The legislation calls for the government to have real-time information sharing capabilities, and encourages the government to leverage existing entities, such as sector-specific information sharing and analysis centers. It also requires the relevant agencies to facilitate the creation of cybersecurity best practices, on a periodic basis, “with attention to accessibility and implementation challenges faced by small business concerns.”

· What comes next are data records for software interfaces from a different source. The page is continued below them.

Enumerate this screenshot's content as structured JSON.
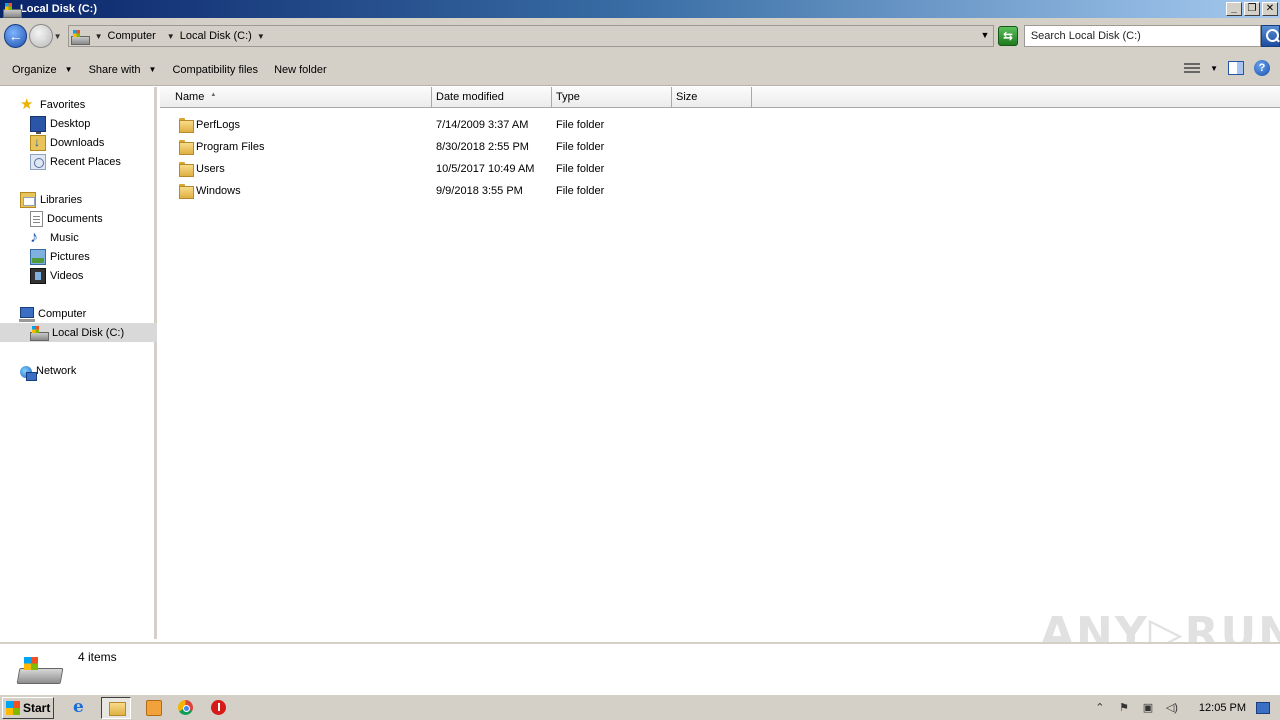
{
  "window": {
    "title": "Local Disk (C:)",
    "buttons": [
      "_",
      "❐",
      "✕"
    ]
  },
  "address": {
    "crumbs": [
      "Computer",
      "Local Disk (C:)"
    ],
    "search_placeholder": "Search Local Disk (C:)"
  },
  "toolbar": {
    "organize": "Organize",
    "share_with": "Share with",
    "compatibility": "Compatibility files",
    "new_folder": "New folder"
  },
  "nav": {
    "favorites": "Favorites",
    "desktop": "Desktop",
    "downloads": "Downloads",
    "recent": "Recent Places",
    "libraries": "Libraries",
    "documents": "Documents",
    "music": "Music",
    "pictures": "Pictures",
    "videos": "Videos",
    "computer": "Computer",
    "local_disk": "Local Disk (C:)",
    "network": "Network"
  },
  "columns": {
    "name": "Name",
    "date": "Date modified",
    "type": "Type",
    "size": "Size"
  },
  "files": [
    {
      "name": "PerfLogs",
      "date": "7/14/2009 3:37 AM",
      "type": "File folder"
    },
    {
      "name": "Program Files",
      "date": "8/30/2018 2:55 PM",
      "type": "File folder"
    },
    {
      "name": "Users",
      "date": "10/5/2017 10:49 AM",
      "type": "File folder"
    },
    {
      "name": "Windows",
      "date": "9/9/2018 3:55 PM",
      "type": "File folder"
    }
  ],
  "status": {
    "count": "4 items"
  },
  "watermark": "ANY▷RUN",
  "taskbar": {
    "start": "Start",
    "clock": "12:05 PM"
  }
}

The law also includes several measures intended to protect privacy and civil liberties. For example, the Attorney General and the Secretary of Homeland Security are required to create guidelines that “limit the receipt, retention, use, and dissemination of cyber threat indicators that contain personal information of specific individuals or information that identifies specific individuals.” CISA also requires both private entities and the federal government to take certain steps to remove information from any shared cyber threat indicator that the entity “knows at the time of sharing” to be personal information of a specific individual that is not “directly related to a cybersecurity threat.” Furthermore, these guidelines must “include procedures for notifying, in a timely manner, any United States person whose personal information” has been shared in violation of CISA. The law also requires reports examining, among other things, the “sufficiency” of privacy guidelines required by the legislation, and the “actions taken by the Federal Government to remove personal information from cyber threat indicators or defensive measures.”
The larger Cybersecurity Act of 2015, of which CISA is the first title, includes a range of other cybersecurity provisions. The second and third titles, respectively, are intended to enhance the federal government’s cybersecurity capabilities and posture, and to provide for an assessment of the federal cybersecurity workforce. The fourth title’s various requirements include the creation of: a new cybersecurity task force in the healthcare industry; an annual report on international cyber criminals; a study of the cybersecurity of mobile devices used by the federal government; recommendations on “security and resilience measures” for networks that support state emergency responders; and Inspector General reports on the cybersecurity of agencies that maintain national security systems or computers systems that “provide access to personally identifiable information.” The Cybersecurity Act of 2015 also amends the criminal provision governing the fraudulent sale of access devices (e.g., credit card numbers) so that it applies to those “issued, owned, managed, or controlled by a financial institution, account issuer, credit card system member, or other entity organized” in the United States, irrespective whether the offender “stores, secrets, or holds” articles used to commit the offense or proceeds from the offense within the United States.
President Obama previously has taken executive action to expand cybersecurity information sharing and has pressed for information sharing legislation. For example, in a previous Statement of Administration Policy regarding the Senate version of CISA that passed in October of this year, the administration reiterated that “[a]n important building block for improving the Nation’s cybersecurity is ensuring that private entities can collaborate to share timely cyber threat information with each other and the Federal Government.” With the omnibus appropriations bill signed into law, the Administration’s focus now will turn to implementing CISA and encouraging effective information sharing within the private sector, and between the private sector and the government.